When Pittsburgh’s two Jewish burial societies struggled with how to stay safe from the coronavirus, the Pittsburgh Jewish Chronicle told the heartbreaking story of one man’s decision to stop carrying out the purification rituals that are central to his religion.
“I feel horrible about it,” Jonathan Schachter, president of the Jewish Cemetery and Burial Association of Greater Pittsburgh, told the newspaper. “I feel like I’m letting the community down. I feel like I’m letting the family of the maitim [deceased] down. I feel like I’m letting my fellow chevra [burial society] down, but we’re in completely uncharted waters.”
It was the kind of story many us of who are struggling with the pandemic’s consequences can understand — but it’s also a story that few people beyond the publication’s usual readers would find on their own.
Similarly, Ambridge Connection, a volunteer news outlet in that community, offered its unique perspective on the memorial procession for Interim Police Chief Mark Romutis after he died on Sunday from complications related to the coronavirus. Other outlets reported on the chief’s death but not in the same hometown way.
The Mon Valley Independent recently ran a story about a benefit concert for a 47-year-old Donora man who died from the virus. Gazette 2.0 wrote about a Coraopolis distillery that shifted from making limoncello to hand sanitizer.
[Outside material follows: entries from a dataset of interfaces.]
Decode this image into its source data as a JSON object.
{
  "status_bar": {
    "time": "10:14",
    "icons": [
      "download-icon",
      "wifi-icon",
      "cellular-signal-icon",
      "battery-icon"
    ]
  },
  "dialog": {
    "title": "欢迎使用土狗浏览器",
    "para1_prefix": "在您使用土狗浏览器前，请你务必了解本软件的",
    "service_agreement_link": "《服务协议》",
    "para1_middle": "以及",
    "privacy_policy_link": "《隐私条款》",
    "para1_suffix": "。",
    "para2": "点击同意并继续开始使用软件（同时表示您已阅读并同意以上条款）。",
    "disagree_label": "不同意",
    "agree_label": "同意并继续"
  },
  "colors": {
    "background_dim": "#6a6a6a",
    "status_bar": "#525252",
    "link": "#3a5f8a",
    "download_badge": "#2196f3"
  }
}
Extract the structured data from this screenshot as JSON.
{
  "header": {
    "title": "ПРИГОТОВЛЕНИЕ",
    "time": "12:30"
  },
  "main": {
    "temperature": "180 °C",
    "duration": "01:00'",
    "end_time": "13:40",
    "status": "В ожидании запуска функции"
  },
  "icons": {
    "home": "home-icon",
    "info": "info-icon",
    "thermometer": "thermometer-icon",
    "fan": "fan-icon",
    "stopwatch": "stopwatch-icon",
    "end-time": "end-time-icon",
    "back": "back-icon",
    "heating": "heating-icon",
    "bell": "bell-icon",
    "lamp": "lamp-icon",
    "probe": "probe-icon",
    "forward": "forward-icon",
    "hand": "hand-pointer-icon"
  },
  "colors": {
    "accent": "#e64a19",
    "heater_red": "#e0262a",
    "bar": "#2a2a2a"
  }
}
All of these stories make up the larger narrative of our region as it deals with the pandemic, and each of them has value on its own. But no one person could expect to keep track of all the different ways in which local news outlets have covered this historic moment.
Some topics, like the coronavirus pandemic, are just too big for any one news outlet to cover on its own.
Instead, each news outlet can report from its own perspective — and then when they all come together, the combined pieces tell a richer community narrative.
That spirit inspired us more than a year ago to start working on a collaborative reporting project in southwestern Pennsylvania that would bring together news outlets across the region to work together on really big stories.
Journalists from 20 local newsrooms signed onto this idea, forming the Pittsburgh Media Partnership. The Center for Media Innovation at Point Park University facilitates the project, and AmyJo Brown, a veteran journalist from the area, serves as project editor. We planned to announce our first reporting project in late March.
Then, as you already know, everything changed. On a conference call with the media partners last month, we heard about advertising revenue vanishing, potential layoffs and cutbacks in reporting tools. One of the newsroom representatives lost his job the very next day.
The partnership quickly pivoted to supporting the newsrooms through the crisis — and to helping them tell this regional story, with all of their diversity and unique perspectives.
We have about $30,000 to help with reporting and about $20,000 for technology and infrastructure, which will be divided among the members. The money will go to efforts that support storytelling — rather than just to the partners — and about $10,000 will be set aside for freelancers (who can pitch their story ideas here).
Each news outlet will create its own content, which will appear on one unified project website, and some news outlets may choose to collaborate on a story or series of stories.
We announced the new partnership earlier this month, and we will be unveiling the project website with COVID-19 stories from all of the members within the coming days.
Moments such as this require quick action and bold strategy for surviving the crisis and for preparing the local media ecosystem to come out of the pandemic with the tools to tell our region’s truly big stories. We will eventually get to the story idea that we had planned to pursue, but for now, we are eager to share the great work the partners are telling at this historic moment.
Comings & Goings
— Trib Total Media has hired back about half of the 24 people it laid off in late March, including 10 reporters, one person in marketing and one in sales. The company was able to rehire the employees after applying for and receiving a Paycheck Protection Program loan from the federal government, by reworking budgets and by cutting expenses, President and CEO Jennifer Bertetto said.